Having experience with ETL and data integration tools from likes of Informatica, IBM, Oracle, ... I cannot help by notice that Microsoft isn't a stand alone case. Most of the data integration vendors have been ignoring proper support for slowly changing dimensions, a concept that has been around for about 15 years now. Informatica Powercenter offers up to today only a wizard to implement SCD. IBM Datastage has included support for SCD since the release of Infosphere Datastage in 2009. How different from an open source product like kettle (aka Pentaho Data Integration) that included already in its very first release a SCD step.
    Large data integration vendors, please hear me. Why o why is it,  that we can expect support for SCD from open source initiatives but not from you?  Slowly changing dimensions are as elementary to data warehousing as the 'CREATE' statement to a relational database. Wake up! And start delivering!

    February 10, 2011

    The box maybe virtual but I'm still stuck with Windows

    Running a Windows Machine in Virtual Box Seamless mode on top of a Kubuntu, can look pretty confusing. I mean, Windows security center right next to KPackagekit and Dolphin?


    Anyhow, one of the few reasons I sometimes need to revert to Windows is to run either CA Erwin of Sybase PowerDesigner. It just seems to be the case that there aren't any fully featured data modelling tools for Linux available. 


    And of course. KFF needs to be tested on Windows. It seems there are people using kettle on windows.

    February 4, 2011

    Customer service from my mobile provider

    This blog post contains total non information. So please, move on if you have better things to do. I warned you.

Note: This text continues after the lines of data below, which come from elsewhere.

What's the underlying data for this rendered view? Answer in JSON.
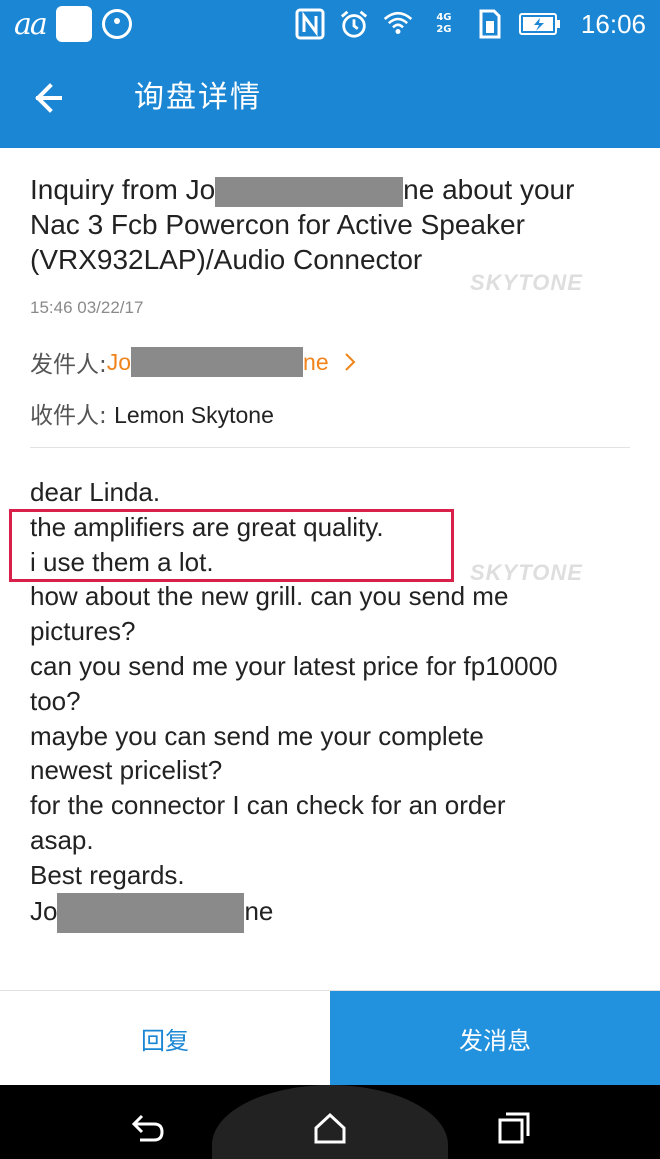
{
  "status_bar": {
    "left_glyphs": "aa",
    "time": "16:06",
    "icons": [
      "nfc-icon",
      "alarm-icon",
      "wifi-icon",
      "signal-4g-icon",
      "signal-2g-icon",
      "sim-icon",
      "battery-charging-icon"
    ],
    "signal_4g": "4G",
    "signal_2g": "2G"
  },
  "app_bar": {
    "title": "询盘详情",
    "back_icon": "back-arrow-icon"
  },
  "inquiry": {
    "subject_line1_prefix": "Inquiry from Jo",
    "subject_line1_suffix": "ne about your",
    "subject_line2": "Nac 3 Fcb Powercon for Active Speaker",
    "subject_line3": "(VRX932LAP)/Audio Connector",
    "timestamp": "15:46 03/22/17",
    "sender_label": "发件人: ",
    "sender_prefix": "Jo",
    "sender_suffix": "ne",
    "recipient_label": "收件人: ",
    "recipient_name": "Lemon Skytone"
  },
  "message_lines": [
    "dear Linda.",
    "the amplifiers are great quality.",
    "i use them a lot.",
    "how about the new grill. can you send me",
    "pictures?",
    "can you send me your latest price for fp10000",
    "too?",
    "maybe you can send me your complete",
    "newest pricelist?",
    "for the connector I can check for an order",
    "asap.",
    "Best regards."
  ],
  "signature_prefix": "Jo",
  "signature_suffix": "ne",
  "watermark_text": "SKYTONE",
  "actions": {
    "reply": "回复",
    "send_message": "发消息"
  },
  "colors": {
    "primary": "#1a86d4",
    "sender_accent": "#f0841c",
    "highlight": "#d8204a"
  }
}
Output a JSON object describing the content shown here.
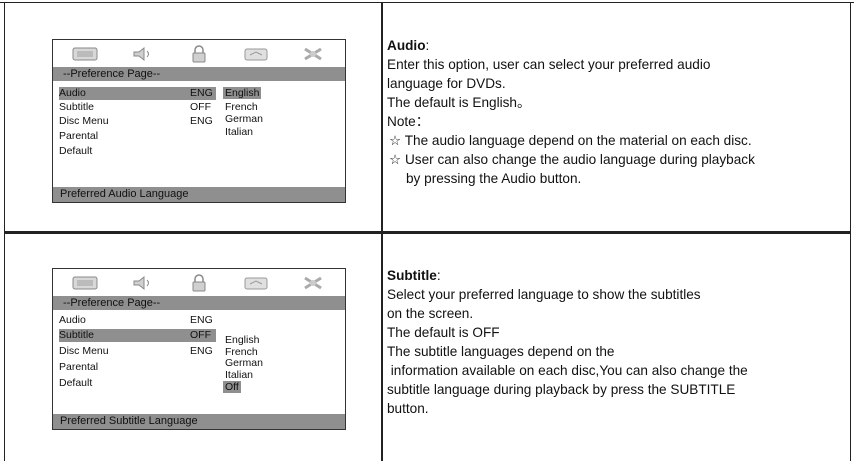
{
  "osd": {
    "page_title": "--Preference Page--",
    "menu_items": [
      "Audio",
      "Subtitle",
      "Disc Menu",
      "Parental",
      "Default"
    ],
    "icons": [
      "tv-display-icon",
      "speaker-icon",
      "lock-icon",
      "preference-icon",
      "exit-icon"
    ]
  },
  "audio_panel": {
    "values": [
      "ENG",
      "OFF",
      "ENG",
      "",
      ""
    ],
    "options": [
      "English",
      "French",
      "German",
      "Italian"
    ],
    "selected_option": "English",
    "status": "Preferred Audio Language"
  },
  "subtitle_panel": {
    "values": [
      "ENG",
      "OFF",
      "ENG",
      "",
      ""
    ],
    "options": [
      "English",
      "French",
      "German",
      "Italian",
      "Off"
    ],
    "selected_option": "Off",
    "status": "Preferred Subtitle Language"
  },
  "audio_desc": {
    "heading": "Audio",
    "heading_suffix": ":",
    "lines": [
      "Enter this option, user can select your preferred audio",
      "language for DVDs.",
      "The default is English。",
      "Note：",
      "☆ The audio language depend on the material on each disc.",
      "☆ User can also change the audio language during playback",
      "by pressing the Audio button."
    ]
  },
  "subtitle_desc": {
    "heading": "Subtitle",
    "heading_suffix": ":",
    "lines": [
      "Select your preferred language to show the subtitles",
      "on the screen.",
      "The default is OFF",
      "The subtitle languages depend on the",
      " information available on each disc,You can also change the",
      "subtitle language during playback by press the SUBTITLE",
      "button."
    ]
  }
}
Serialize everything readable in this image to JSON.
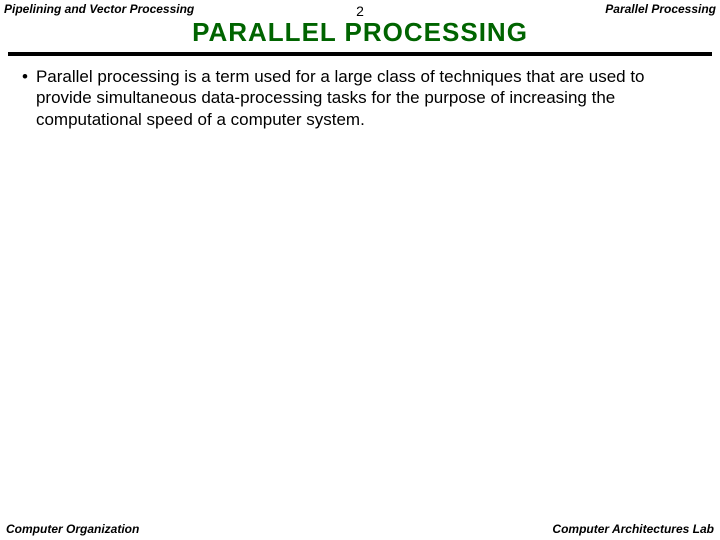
{
  "header": {
    "left": "Pipelining and Vector Processing",
    "center": "2",
    "right": "Parallel Processing"
  },
  "title": "PARALLEL  PROCESSING",
  "body": {
    "bullet1": "Parallel processing is a term used for a large class of techniques that are used to provide simultaneous data-processing tasks for the purpose of increasing the computational speed of a computer system."
  },
  "footer": {
    "left": "Computer Organization",
    "right": "Computer Architectures Lab"
  }
}
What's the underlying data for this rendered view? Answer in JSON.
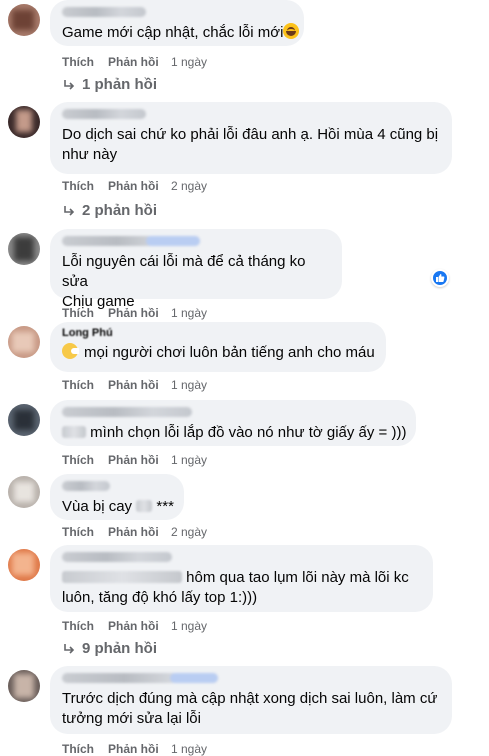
{
  "comments": [
    {
      "text": "Game mới cập nhật, chắc lỗi mới",
      "actions": {
        "like": "Thích",
        "reply": "Phản hồi",
        "time": "1 ngày"
      },
      "replies": "1 phản hồi"
    },
    {
      "text": "Do dịch sai chứ ko phải lỗi đâu anh ạ. Hồi mùa 4 cũng bị như này",
      "actions": {
        "like": "Thích",
        "reply": "Phản hồi",
        "time": "2 ngày"
      },
      "replies": "2 phản hồi"
    },
    {
      "text_line1": "Lỗi nguyên cái lỗi mà để cả tháng ko sửa",
      "text_line2": "Chịu game",
      "actions": {
        "like": "Thích",
        "reply": "Phản hồi",
        "time": "1 ngày"
      }
    },
    {
      "name": "Long Phú",
      "text": "mọi người chơi luôn bản tiếng anh cho máu",
      "actions": {
        "like": "Thích",
        "reply": "Phản hồi",
        "time": "1 ngày"
      }
    },
    {
      "text": "mình chọn lỗi lắp đồ vào nó như tờ giấy ấy = )))",
      "actions": {
        "like": "Thích",
        "reply": "Phản hồi",
        "time": "1 ngày"
      }
    },
    {
      "text_prefix": "Vùa bị cay",
      "text_suffix": "***",
      "actions": {
        "like": "Thích",
        "reply": "Phản hồi",
        "time": "2 ngày"
      }
    },
    {
      "text_line1": "hôm qua tao lụm lõi này mà lõi kc",
      "text_line2": "luôn, tăng độ khó lấy top 1:)))",
      "actions": {
        "like": "Thích",
        "reply": "Phản hồi",
        "time": "1 ngày"
      },
      "replies": "9 phản hồi"
    },
    {
      "text": "Trước dịch đúng mà cập nhật xong dịch sai luôn, làm cứ tưởng mới sửa lại lỗi",
      "actions": {
        "like": "Thích",
        "reply": "Phản hồi",
        "time": "1 ngày"
      }
    }
  ],
  "colors": {
    "bubble": "#f0f2f5",
    "meta": "#65676b",
    "accent": "#1877f2"
  },
  "icons": {
    "reply_arrow": "reply-arrow-icon",
    "like_badge": "like-badge-icon",
    "emoji": "grinning-emoji-icon"
  }
}
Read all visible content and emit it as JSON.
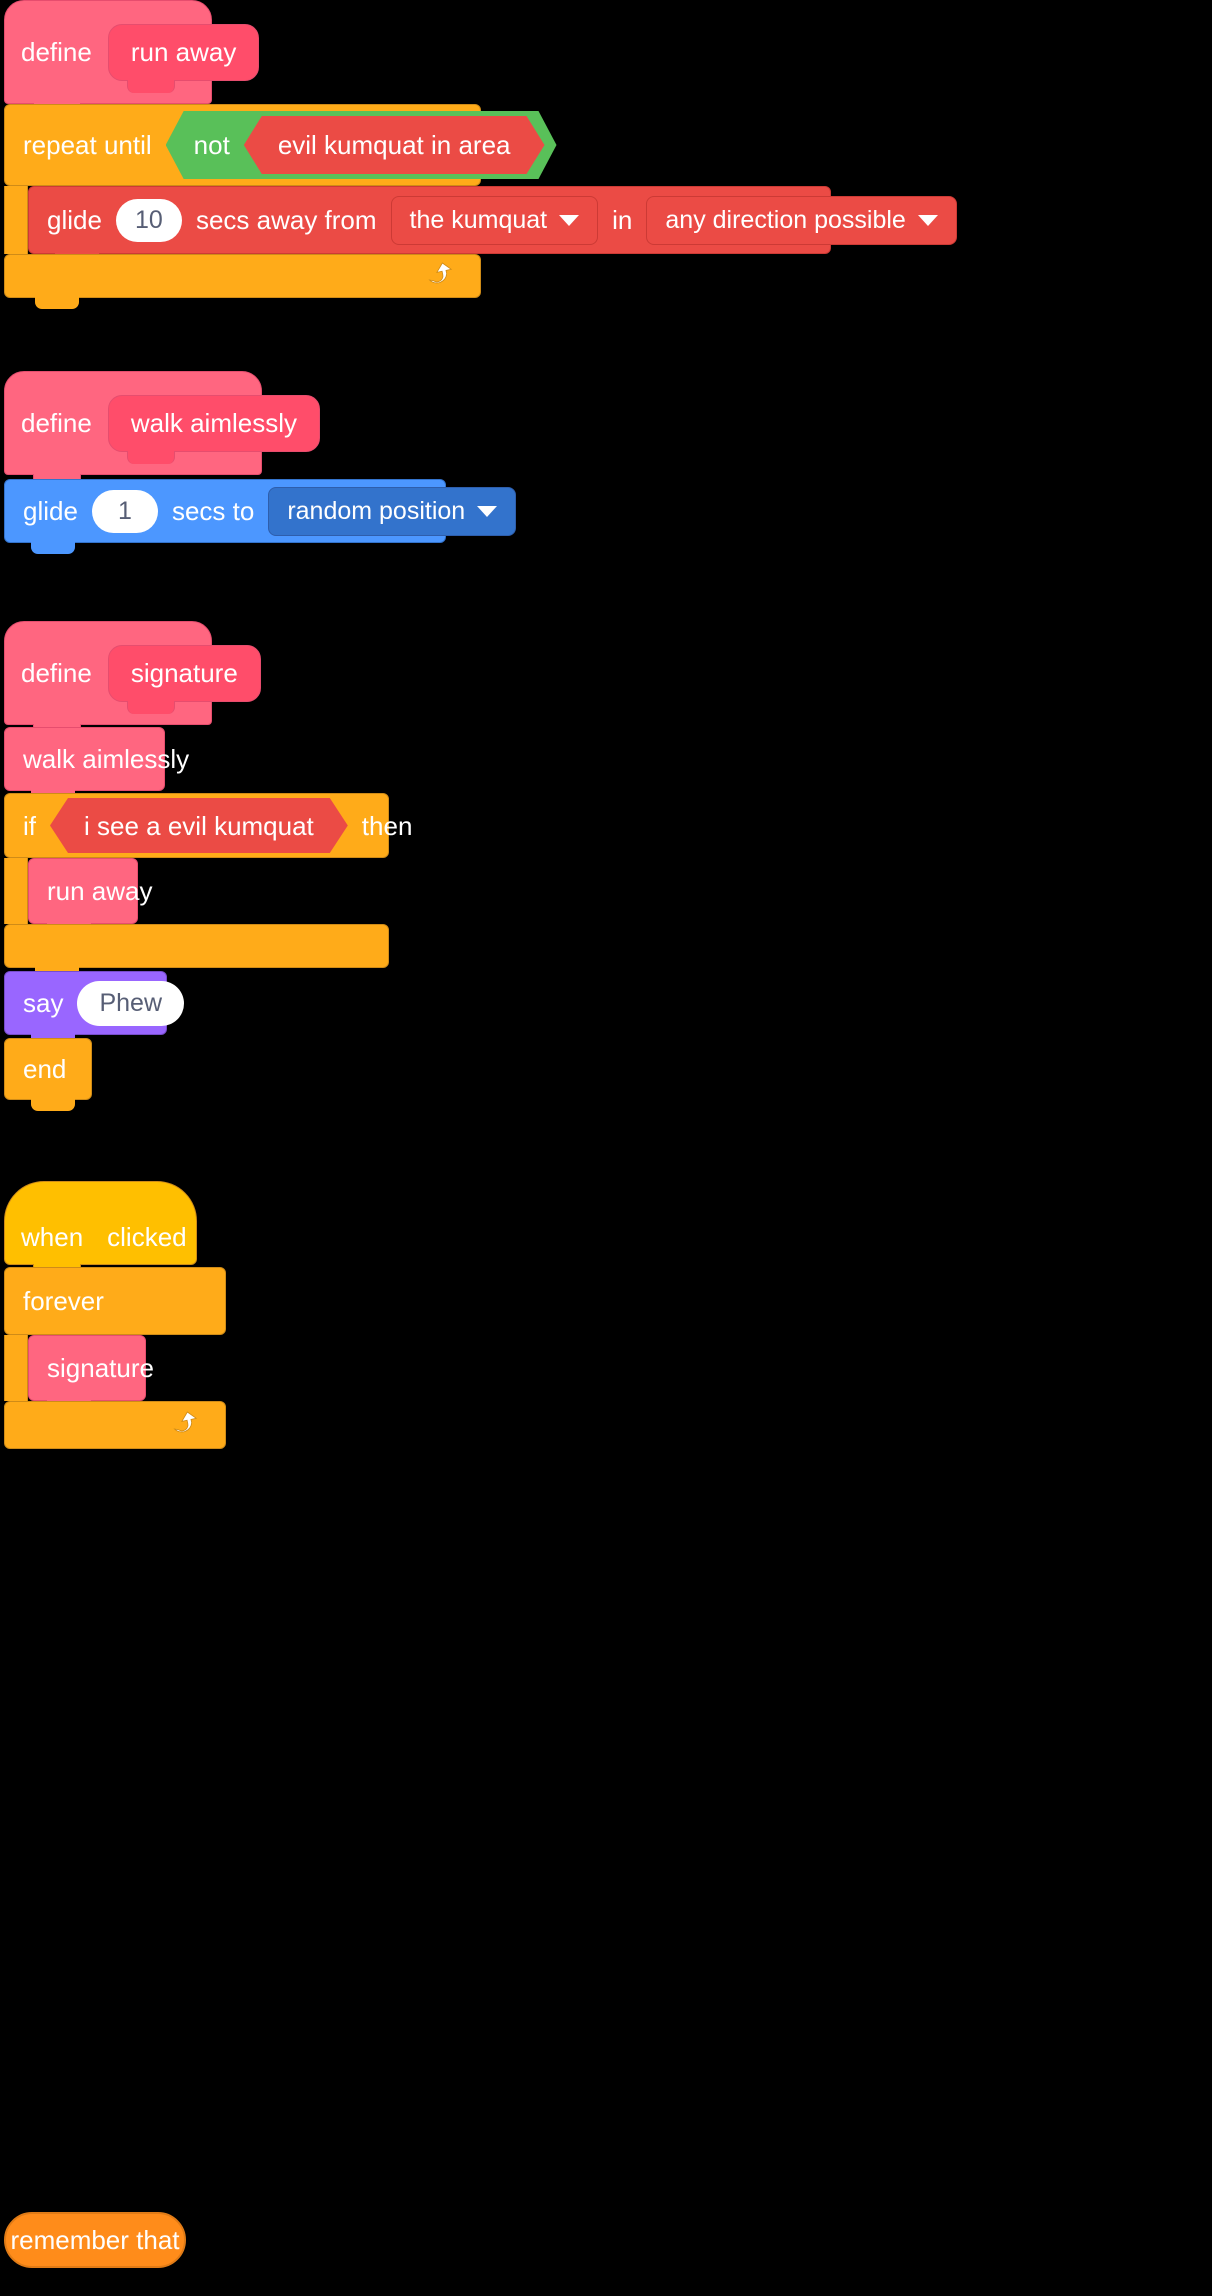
{
  "meta": {
    "app": "scratch-block-editor",
    "background": "#000000"
  },
  "palette": {
    "custom_block": "#FF6680",
    "custom_block_dark": "#FF4D6A",
    "control": "#FFAB19",
    "motion": "#4C97FF",
    "motion_dark": "#3373CC",
    "looks": "#9966FF",
    "sensing_red": "#EB4B45",
    "operator_green": "#59C059",
    "input_text": "#575E75",
    "orange_button": "#FF8C1A",
    "flag_green": "#4CBF56"
  },
  "scripts": [
    {
      "id": "script-run-away",
      "define": {
        "keyword": "define",
        "procedure": "run away"
      },
      "blocks": [
        {
          "type": "repeat-until",
          "label": "repeat until",
          "condition": {
            "type": "not",
            "label": "not",
            "operand": {
              "type": "boolean",
              "label": "evil kumquat in area"
            }
          },
          "body": [
            {
              "type": "glide-away",
              "parts": [
                "glide",
                "secs away from",
                "in"
              ],
              "secs": "10",
              "from_target": "the kumquat",
              "direction": "any direction possible",
              "dropdown_icon": "chevron-down-icon"
            }
          ],
          "loop_icon": "loop-arrow-icon"
        }
      ]
    },
    {
      "id": "script-walk-aimlessly",
      "define": {
        "keyword": "define",
        "procedure": "walk aimlessly"
      },
      "blocks": [
        {
          "type": "glide-to",
          "parts": [
            "glide",
            "secs to"
          ],
          "secs": "1",
          "target": "random position",
          "dropdown_icon": "chevron-down-icon"
        }
      ]
    },
    {
      "id": "script-signature",
      "define": {
        "keyword": "define",
        "procedure": "signature"
      },
      "blocks": [
        {
          "type": "call",
          "label": "walk aimlessly"
        },
        {
          "type": "if-then",
          "label_if": "if",
          "label_then": "then",
          "condition": {
            "type": "boolean",
            "label": "i see a evil kumquat"
          },
          "body": [
            {
              "type": "call",
              "label": "run away"
            }
          ]
        },
        {
          "type": "say",
          "label": "say",
          "message": "Phew"
        },
        {
          "type": "end",
          "label": "end"
        }
      ]
    },
    {
      "id": "script-main",
      "hat": {
        "prefix": "when",
        "suffix": "clicked",
        "icon": "green-flag-icon"
      },
      "blocks": [
        {
          "type": "forever",
          "label": "forever",
          "body": [
            {
              "type": "call",
              "label": "signature"
            }
          ],
          "loop_icon": "loop-arrow-icon"
        }
      ]
    }
  ],
  "footer_button": {
    "label": "remember that"
  }
}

    On the other hand, if you are bothered with the service level offered by the help desk of your mobile provider, have a look at this picture from my Android phone and know that you are not alone.

    Seeing is believing! Yes indeed! After I had - for the fourth time in four months - a problem with my invoice, I called my mobile provider, know as Proximus in order to have the error corrected. Alas, I never got through to them. I gave up after 1 hours and 5 minutes of listening to their promo music.

    If you think you can do better, below you'll find the music that Proximus (ab)uses - for the record, I like(d) Wim Mertens - for the people stupid enough to remain on hold. Please try to listen to this tune for over an hour. Good luck.